PROMOTERS BECOME YOUNG
While COVID-19 concerns and coronavirus policies can affect attendance at any event, the impact appears to be greatest on shows that appeal to older audiences.
Ryan said he has studied the demographics and shows that target audiences 55 or 60 and over appear to be performing the worst.
Offerdahl was even more blunt.
“If you watch (a show that appeals to people under 35), it will perform up to expectations or a little less,” he said. “35 to 54 and over 54, you’re going to have a hard time, I don’t care if it’s a national act, a regional act or a local act.”
Haidaris said he believes certain genres seem more resistant to COVID-19 than others, particularly country music and blues. He said early sales were solid for a spring show from blues guitarist Kenny Wayne Shepherd, which was announced earlier this month.
Ryan agreed that country audiences seem more willing to brave crowds, but he still thinks age is more of a factor than gender.
“I don’t see the problem going away anytime soon,” he said. “I would think twice before bidding on the old demos. ”
EXTERIOR TO INTERIOR
Crowds this summer at the Youngstown Foundation Amphitheater and the Warren Community Amphitheater indicated that spectators seemed comfortable seeing outdoor performances. And Ryan said nationwide attendance figures indicate that outdoor shows attract better than indoor concerts.
It might be great in the South, but outdoor events are impossible in Northeast Ohio for at least half of the year, and unpredictable during many spring and fall months.
Haidaris said he would consider using the Warren Amphitheater for more than the acts of tribute that fill the River Rock to the Amp program, but other factors are involved.
“It’s more expensive to do a show at the amp because we have to provide the sound, the security, everything,” Haidaris said. “It’s a lot cheaper to do a Robins show because it’s all stand-alone.”
Ryan expects a busy summer at the Youngstown Amphitheater, but he could also experience issues beyond his control. Tours that play in venues this size are smaller than those that go to Blossom Music Center and have smaller teams. Three of the 12 domestic acts booked in 2021 have canceled their dates in Youngstown due to outbreaks of COVID-19 within their touring entourage, Ryan said. Larger circuits appear to be better equipped to overcome these problems. This is one of the reasons why there haven’t been so many concerts booked at the Covelli Center for the fall and winter.

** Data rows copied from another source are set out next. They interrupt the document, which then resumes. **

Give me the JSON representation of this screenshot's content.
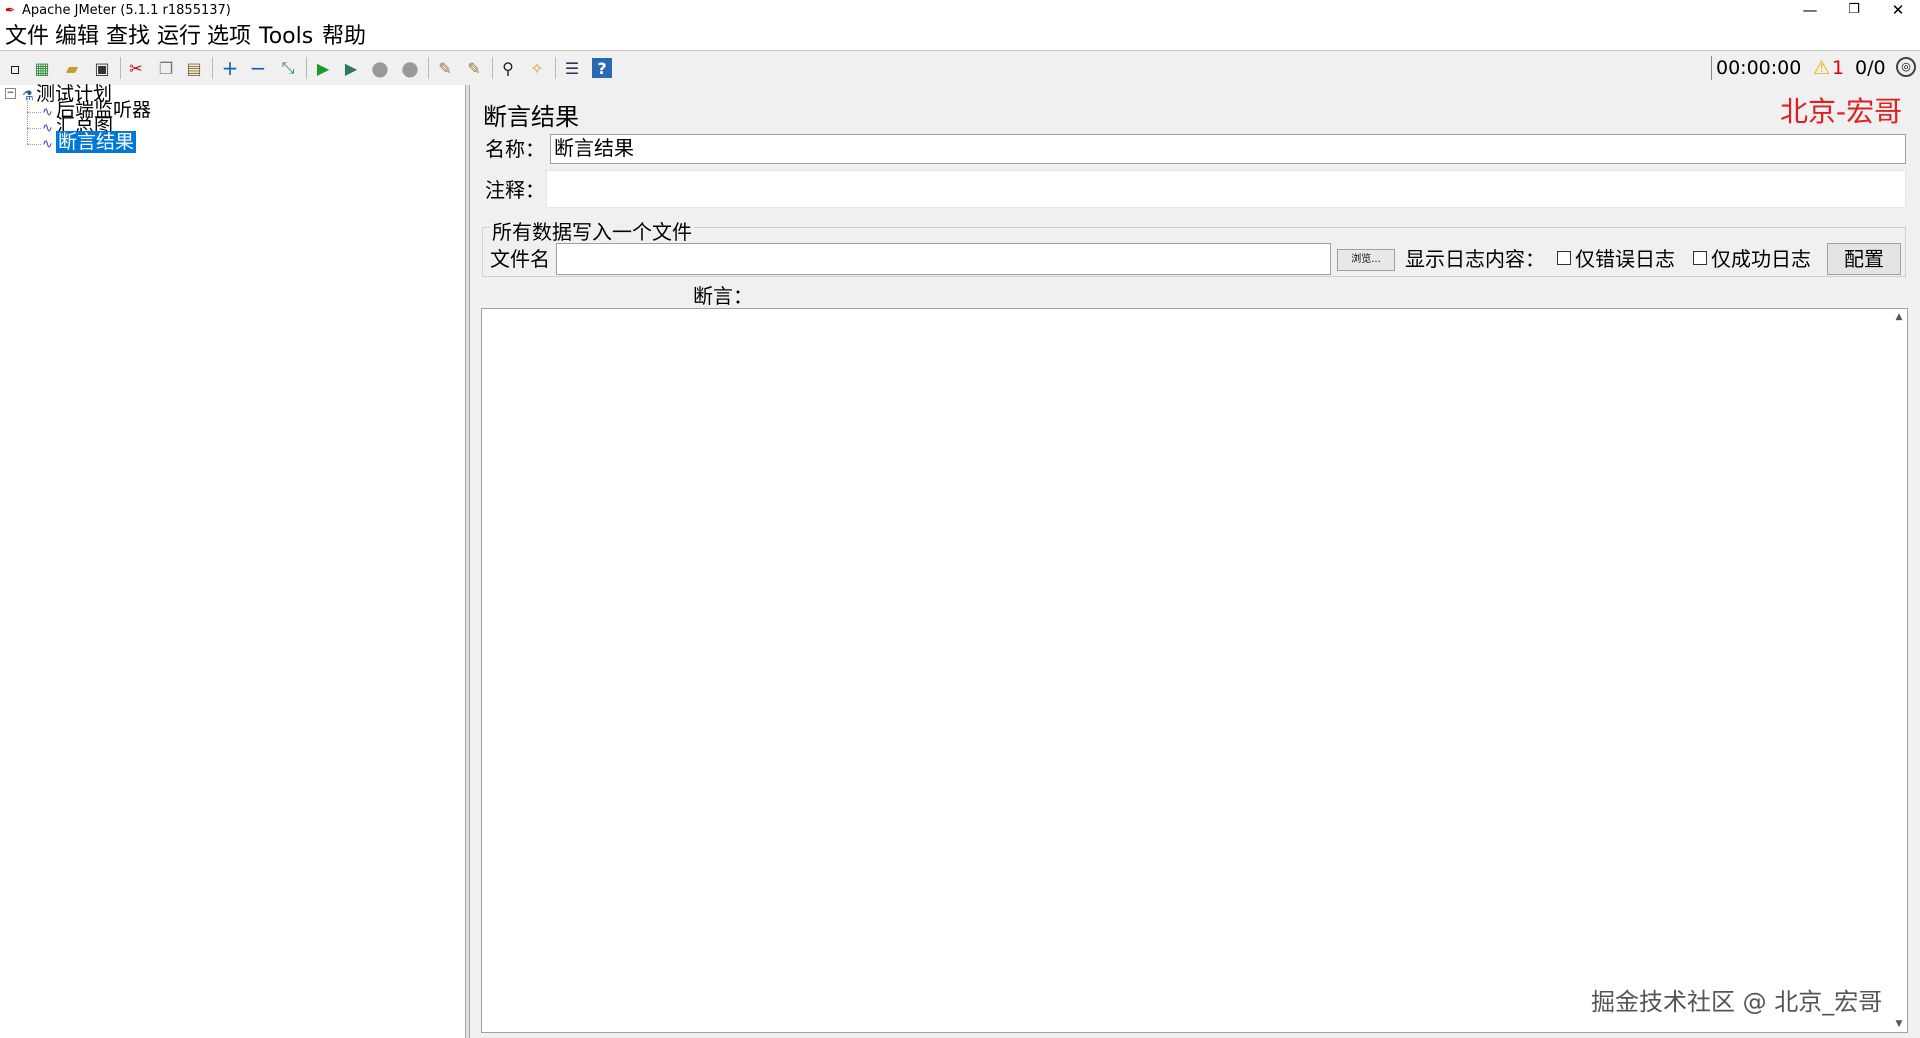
{
  "window": {
    "title": "Apache JMeter (5.1.1 r1855137)",
    "minimize_glyph": "—",
    "restore_glyph": "❐",
    "close_glyph": "✕"
  },
  "menu": [
    "文件",
    "编辑",
    "查找",
    "运行",
    "选项",
    "Tools",
    "帮助"
  ],
  "toolbar": {
    "icons": [
      {
        "name": "new-icon",
        "glyph": "▫"
      },
      {
        "name": "templates-icon",
        "glyph": "▦"
      },
      {
        "name": "open-icon",
        "glyph": "▰"
      },
      {
        "name": "save-icon",
        "glyph": "▣"
      },
      {
        "name": "cut-icon",
        "glyph": "✂"
      },
      {
        "name": "copy-icon",
        "glyph": "❐"
      },
      {
        "name": "paste-icon",
        "glyph": "▤"
      },
      {
        "name": "expand-icon",
        "glyph": "+"
      },
      {
        "name": "collapse-icon",
        "glyph": "−"
      },
      {
        "name": "toggle-icon",
        "glyph": "⤡"
      },
      {
        "name": "start-icon",
        "glyph": "▶"
      },
      {
        "name": "start-no-pause-icon",
        "glyph": "▶"
      },
      {
        "name": "stop-icon",
        "glyph": "●"
      },
      {
        "name": "shutdown-icon",
        "glyph": "●"
      },
      {
        "name": "clear-icon",
        "glyph": "✎"
      },
      {
        "name": "clear-all-icon",
        "glyph": "✎"
      },
      {
        "name": "search-icon",
        "glyph": "⚲"
      },
      {
        "name": "reset-search-icon",
        "glyph": "✧"
      },
      {
        "name": "function-helper-icon",
        "glyph": "☰"
      },
      {
        "name": "help-icon",
        "glyph": "?"
      }
    ],
    "timer": "00:00:00",
    "warning_glyph": "⚠",
    "warning_count": "1",
    "threads": "0/0",
    "globe_glyph": "◎"
  },
  "tree": {
    "expander": "−",
    "root": "测试计划",
    "children": [
      "后端监听器",
      "汇总图",
      "断言结果"
    ]
  },
  "panel": {
    "title": "断言结果",
    "name_label": "名称：",
    "name_value": "断言结果",
    "comment_label": "注释：",
    "comment_value": "",
    "file_group_title": "所有数据写入一个文件",
    "filename_label": "文件名",
    "filename_value": "",
    "browse_label": "浏览...",
    "log_label": "显示日志内容：",
    "errors_only_label": "仅错误日志",
    "success_only_label": "仅成功日志",
    "configure_label": "配置",
    "assertions_label": "断言："
  },
  "watermark_top": "北京-宏哥",
  "watermark_bottom": "掘金技术社区 @ 北京_宏哥",
  "colors": {
    "accent": "#0078d7",
    "watermark": "#e02020"
  }
}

“These shows couldn’t support one, two or three crew members receiving COVID, where bigger tours playing in bigger arenas could support it better,” Ryan said. “Booking the arena was more of a challenge. That being said, I expect next summer and fall to be really good in this space. ”
Since the start of the pandemic, many promoters and theater operators have expressed cautious optimism that things will get better in three to six months. It’s just how unpredictable things remain that they always use that three to six month time frame to discuss their expectations for the New Year.
With many Broadway shows shutting down due to concerns about COVID-19, Dier said she was concerned the same could happen with touring productions, and Stambaugh and DeYor might rely more on local bookings than on attractions on tour until the future is clearer.
Offerdahl said he would likely be more conservative in the guarantees he offers to Westside Bowl numbers, at least until spring. But he stressed that the Westside Bowl is first and foremost a concert hall, and will continue to be one, even if it means losing money in the short term.
Haidaris said he believes more and more people will feel comfortable going to indoor shows as they get vaccinated and / or tire of living under restrictions.
Ryan has plenty of events in the works for the JAC managed sites, but he’s also aware that that could change.
“In 2022, you would be crazy not to worry about omicron and how it could hurt the industry again,” he said. “Nobody has a crystal ball.”